It is important to recognize that despite the lack of clarity on prevalence rates, the sexual exploitation of American youth would not be so widespread or lucrative were it not for the demand.5 In American society, the demand for sex and sexuality is high, and the media have made terms such as prostitution, pimps, and johns part of everyday vocabulary. With an estimated $150 billion in yearly profits,10 human trafficking has been cited as the third largest source of revenue (behind narcotics and arms sales) and the fastest-growing criminal industry in the world.11
Missed clinical opportunities
Identifying victims of human trafficking within the clinical setting is an onerous task. Victims are often reluctant to disclose their situation, and they generally do not present with glaring risk factors to indicate their predicament.
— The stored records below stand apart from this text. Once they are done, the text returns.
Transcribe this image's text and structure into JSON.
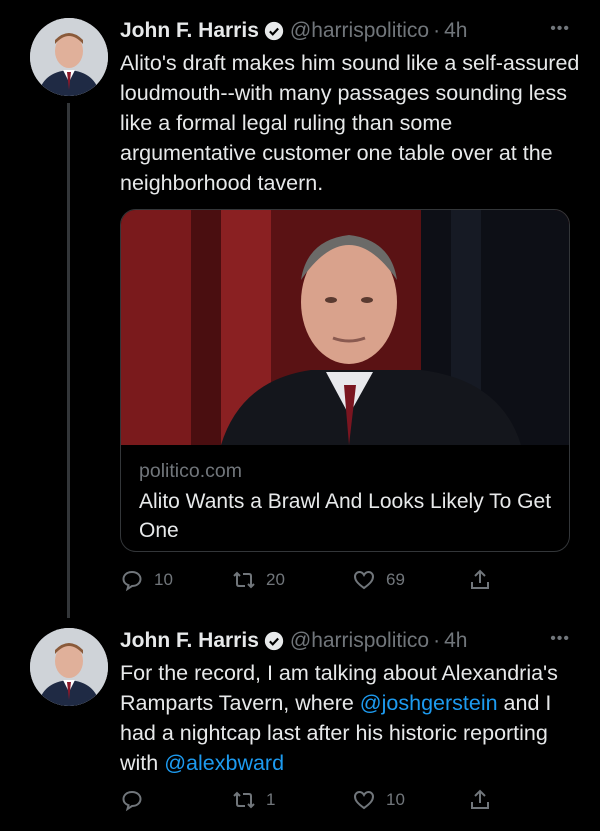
{
  "tweets": [
    {
      "author_name": "John F. Harris",
      "handle": "@harrispolitico",
      "separator": "·",
      "time": "4h",
      "text": "Alito's draft makes him sound like a self-assured loudmouth--with many passages sounding less like a formal legal ruling than some argumentative customer one table over at the neighborhood tavern.",
      "card": {
        "domain": "politico.com",
        "title": "Alito Wants a Brawl And Looks Likely To Get One"
      },
      "replies": "10",
      "retweets": "20",
      "likes": "69"
    },
    {
      "author_name": "John F. Harris",
      "handle": "@harrispolitico",
      "separator": "·",
      "time": "4h",
      "text_part1": "For the record, I am talking about Alexandria's Ramparts Tavern, where ",
      "mention1": "@joshgerstein",
      "text_part2": " and I had a nightcap last after his historic reporting with ",
      "mention2": "@alexbward",
      "replies": "",
      "retweets": "1",
      "likes": "10"
    }
  ],
  "colors": {
    "background": "#000000",
    "text": "#e7e9ea",
    "muted": "#71767b",
    "link": "#1d9bf0",
    "border": "#333639"
  },
  "icons": [
    "verified-badge-icon",
    "more-icon",
    "reply-icon",
    "retweet-icon",
    "like-icon",
    "share-icon"
  ]
}
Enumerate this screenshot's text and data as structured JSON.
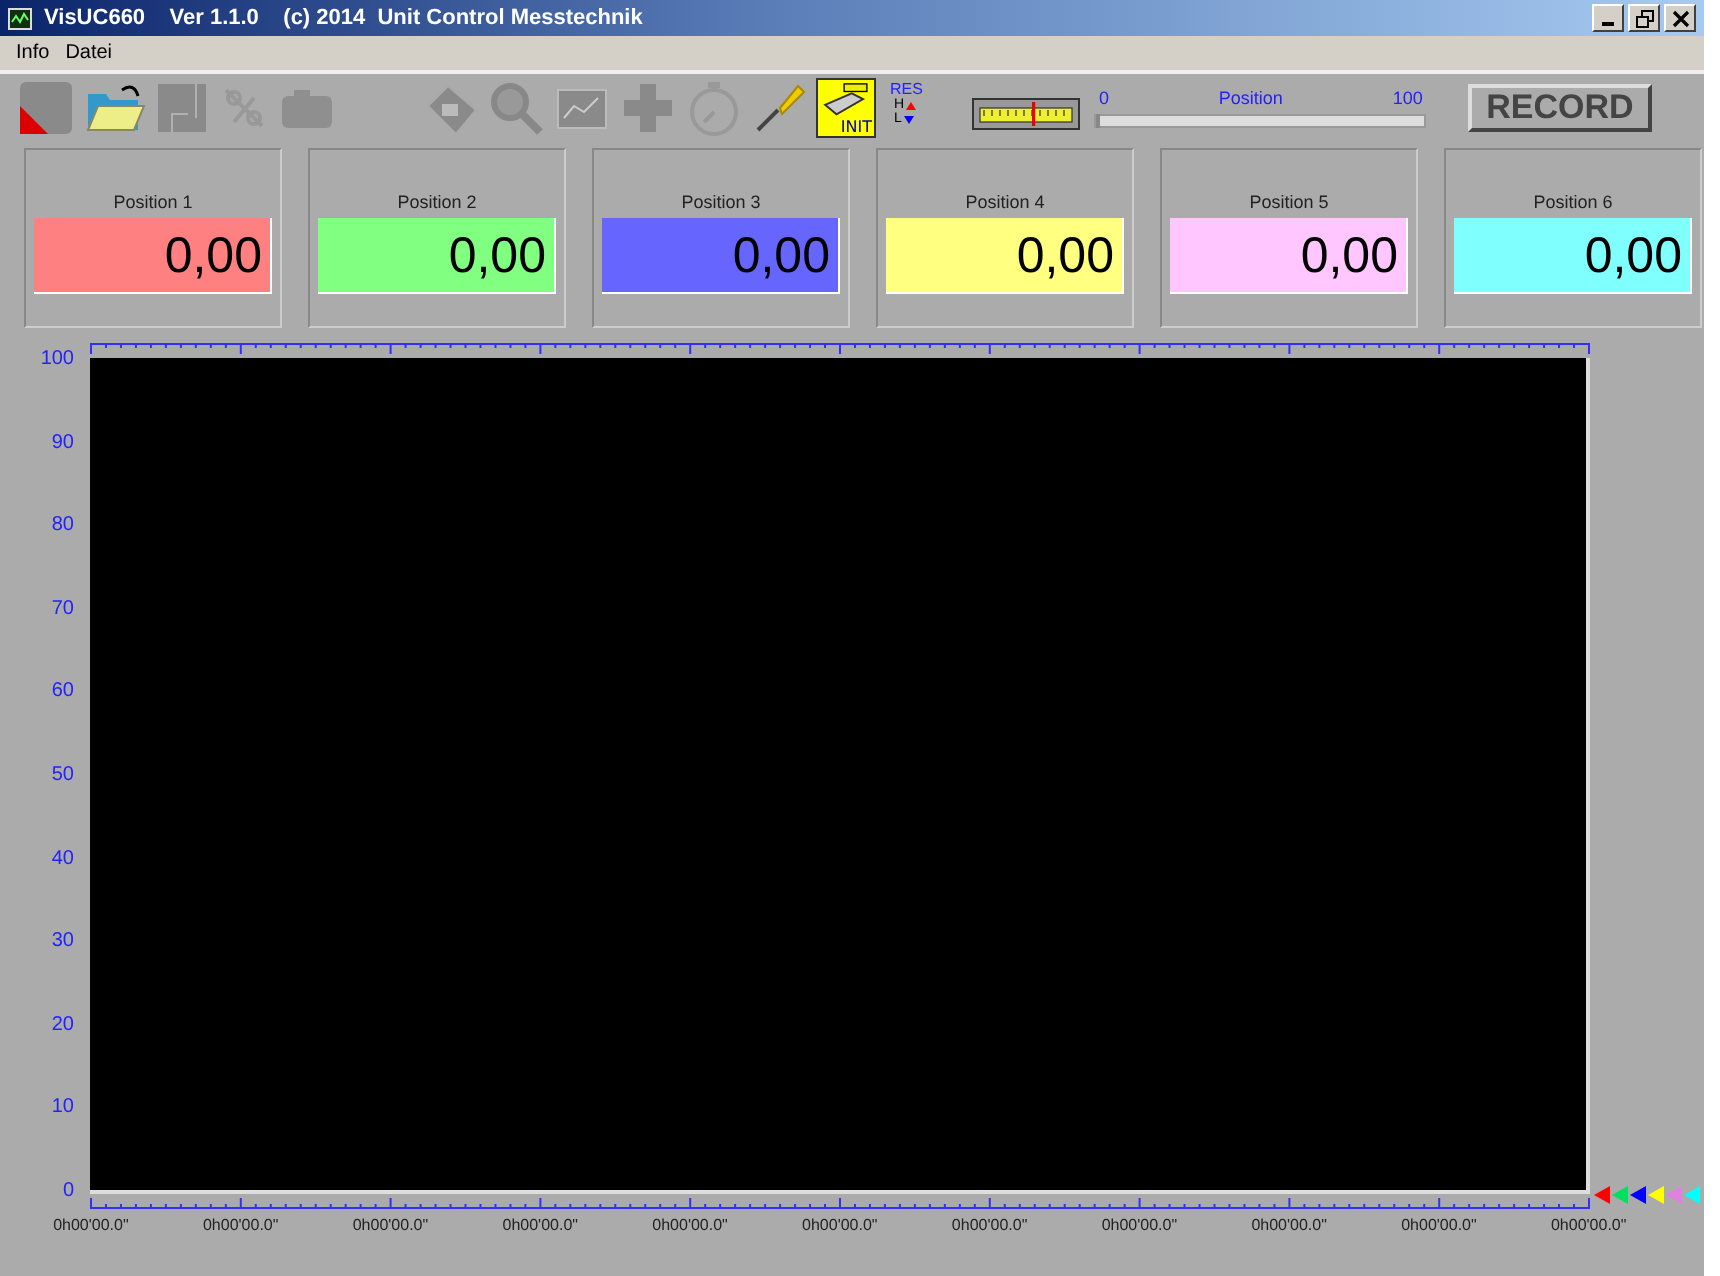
{
  "window": {
    "title": "VisUC660    Ver 1.1.0    (c) 2014  Unit Control Messtechnik"
  },
  "menu": [
    "Info",
    "Datei"
  ],
  "toolbar": {
    "init_label": "INIT",
    "res_label": "RES",
    "high_label": "H",
    "low_label": "L"
  },
  "position_slider": {
    "min_label": "0",
    "label": "Position",
    "max_label": "100",
    "level": 0
  },
  "record_button": "RECORD",
  "positions": [
    {
      "label": "Position 1",
      "value": "0,00",
      "color": "#ff8080"
    },
    {
      "label": "Position 2",
      "value": "0,00",
      "color": "#80ff80"
    },
    {
      "label": "Position 3",
      "value": "0,00",
      "color": "#6666ff"
    },
    {
      "label": "Position 4",
      "value": "0,00",
      "color": "#ffff80"
    },
    {
      "label": "Position 5",
      "value": "0,00",
      "color": "#ffc6ff"
    },
    {
      "label": "Position 6",
      "value": "0,00",
      "color": "#80ffff"
    }
  ],
  "plot": {
    "y_labels": [
      "100",
      "90",
      "80",
      "70",
      "60",
      "50",
      "40",
      "30",
      "20",
      "10",
      "0"
    ],
    "x_labels": [
      "0h00'00.0\"",
      "0h00'00.0\"",
      "0h00'00.0\"",
      "0h00'00.0\"",
      "0h00'00.0\"",
      "0h00'00.0\"",
      "0h00'00.0\"",
      "0h00'00.0\"",
      "0h00'00.0\"",
      "0h00'00.0\"",
      "0h00'00.0\""
    ],
    "channel_markers": [
      {
        "color": "#ff0000"
      },
      {
        "color": "#00e060"
      },
      {
        "color": "#0000ff"
      },
      {
        "color": "#ffff00"
      },
      {
        "color": "#e080e0"
      },
      {
        "color": "#00ffff"
      }
    ]
  }
}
However, failure to identify victims of sex trafficking within the clinical setting can lead to missed opportunities and potentially devastating outcomes.
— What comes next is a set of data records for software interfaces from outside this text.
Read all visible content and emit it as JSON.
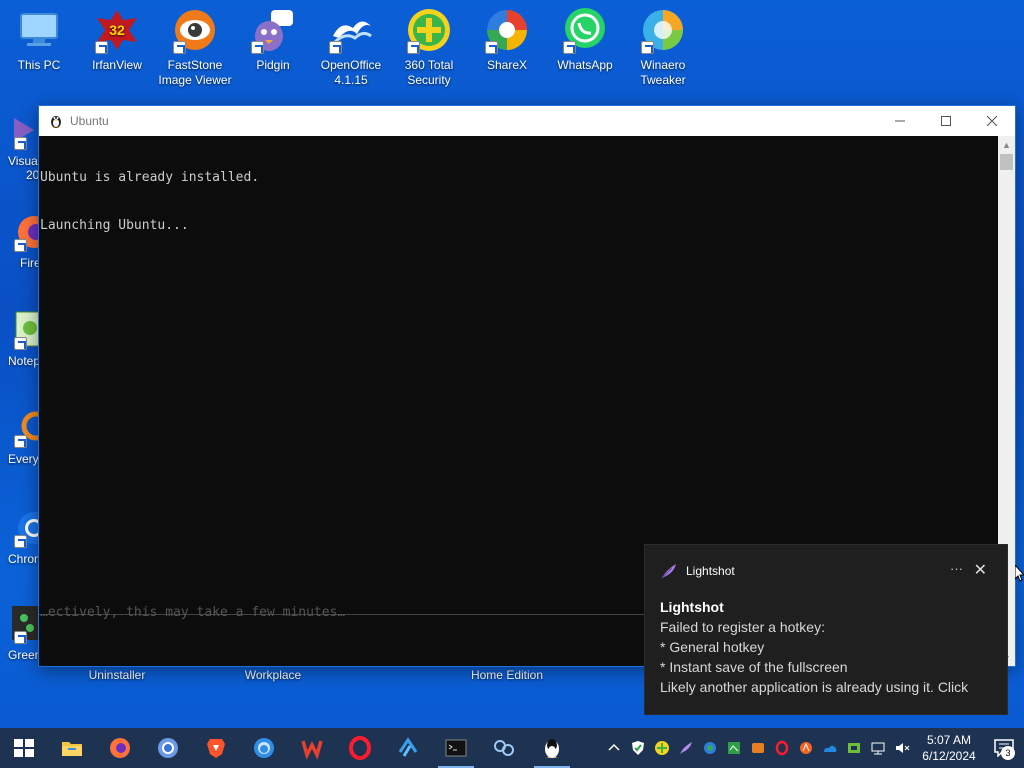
{
  "desktop": {
    "top_icons": [
      {
        "label": "This PC",
        "icon": "this-pc-icon"
      },
      {
        "label": "IrfanView",
        "icon": "irfanview-icon",
        "badge": "32"
      },
      {
        "label": "FastStone Image Viewer",
        "icon": "faststone-icon"
      },
      {
        "label": "Pidgin",
        "icon": "pidgin-icon"
      },
      {
        "label": "OpenOffice 4.1.15",
        "icon": "openoffice-icon"
      },
      {
        "label": "360 Total Security",
        "icon": "360-security-icon"
      },
      {
        "label": "ShareX",
        "icon": "sharex-icon"
      },
      {
        "label": "WhatsApp",
        "icon": "whatsapp-icon"
      },
      {
        "label": "Winaero Tweaker",
        "icon": "winaero-icon"
      }
    ],
    "left_icons": [
      {
        "label": "Visual",
        "extra": "20",
        "icon": "visual-studio-icon"
      },
      {
        "label": "Fire",
        "icon": "firefox-icon"
      },
      {
        "label": "Notep",
        "icon": "notepad-icon"
      },
      {
        "label": "Every",
        "icon": "everything-icon"
      },
      {
        "label": "Chron",
        "icon": "chrome-icon"
      },
      {
        "label": "Greer",
        "icon": "greenshot-icon"
      }
    ],
    "bottom_labels": [
      "Uninstaller",
      "Workplace",
      "Home Edition"
    ]
  },
  "ubuntu_window": {
    "title": "Ubuntu",
    "terminal_lines": [
      "Ubuntu is already installed.",
      "Launching Ubuntu..."
    ],
    "faded_line": "…ectively, this may take a few minutes…"
  },
  "toast": {
    "app": "Lightshot",
    "more": "···",
    "title": "Lightshot",
    "lines": [
      "Failed to register a hotkey:",
      "* General hotkey",
      "* Instant save of the fullscreen",
      "Likely another application is already using it. Click"
    ]
  },
  "taskbar": {
    "apps": [
      "start-icon",
      "file-explorer-icon",
      "firefox-icon",
      "chrome-icon",
      "brave-icon",
      "edge-icon",
      "wps-icon",
      "opera-icon",
      "vscode-icon",
      "terminal-icon",
      "network-tool-icon",
      "linux-tux-icon"
    ],
    "clock_time": "5:07 AM",
    "clock_date": "6/12/2024",
    "notification_count": "3"
  }
}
A missed opportunity is often described in everyday conversation as a missed chance, lost opportunity, or failure to do something. Within the clinical setting, a missed opportunity may encompass failure to provide patient education, health promotion, preventative care, or referrals to resources. As the health care system continues to evolve with technological advances, new methods of patient–provider interaction (telephone, urgent care, e-mail), and increased access to over-the-counter treatment options, the potential for losing opportunities to provide comprehensive care increases.
These lost opportunities to provide care can be reflected in decreased patient satisfaction, patient safety, and comprehensive care and in increased cost. The increased cost related to DMST can be represented in terms of the actual financial expense and of the loss of care that should be offered to a disempowered group such as adolescent victims of sex trafficking. Furthermore, from the perspective of a clinician, missed opportunities in health care are just as important as successful patient encounters.
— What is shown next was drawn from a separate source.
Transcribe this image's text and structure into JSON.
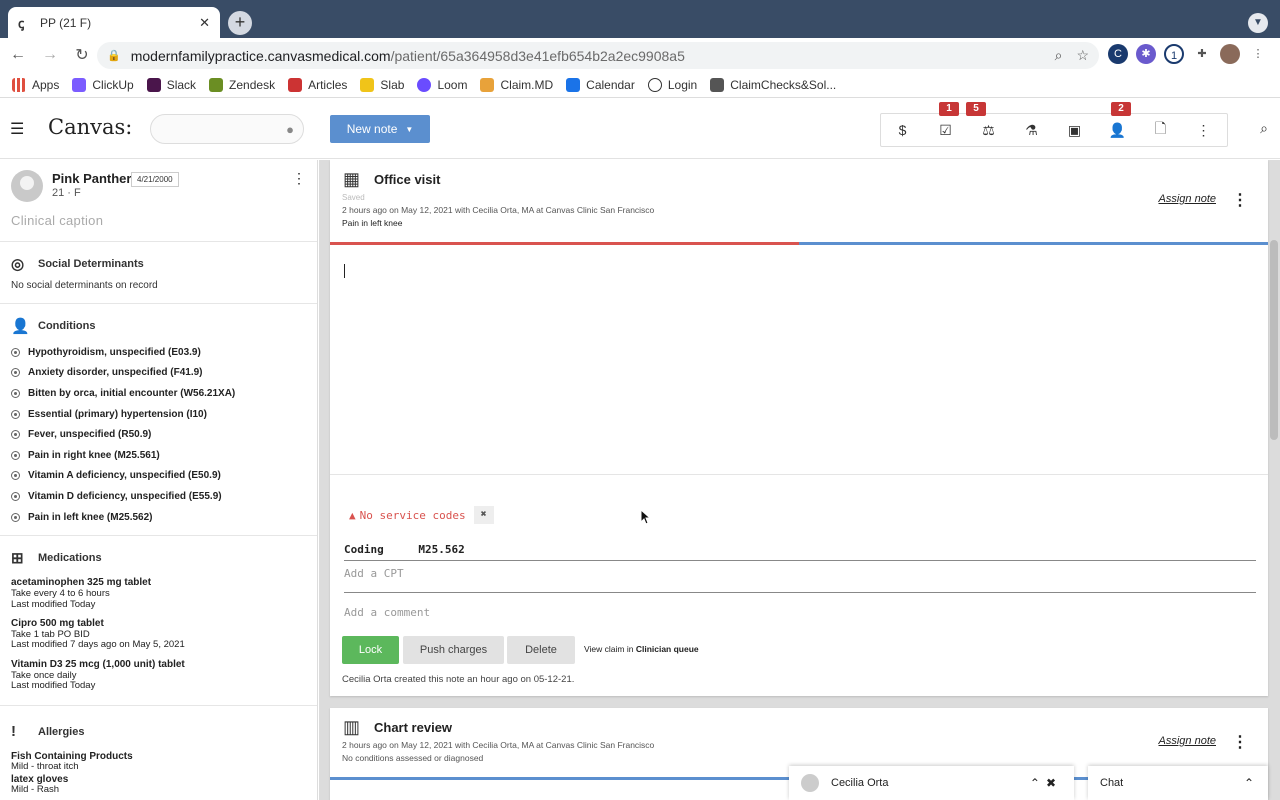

As mentioned earlier, this article offers information that can be used in the primary care setting to assess, identify, and intervene with adolescent patients who are being trafficked for sex. The following is a description of a clinical scenario that represents a missed clinical opportunity.
Case study: Anna
While staying in a short-term shelter for runaway and homeless youth, Anna (name has been changed), age 17, presented to the medical clinic for mandatory history and physical examination. She completed a comprehensive history form, which was reviewed by the nurse practitioner, and underwent a physical examination.
Anna lived with her family in a suburb of a large metropolitan city. She was the oldest of 3 children, with 2 siblings younger than 10 years of age. Anna said she had come to the shelter because of a stressful relationship and disagreements with her parents.
Anna’s medical history was negative for any chronic disease or acute illnesses, daily medication, or current complaints. Her social history revealed no cigarette smoking and no alcohol or drug use. However, a review of her sexual history indicated that Anna had had multiple sexual partners (more than 50 in the prior 3 months). Further questioning revealed that she was having sex for money.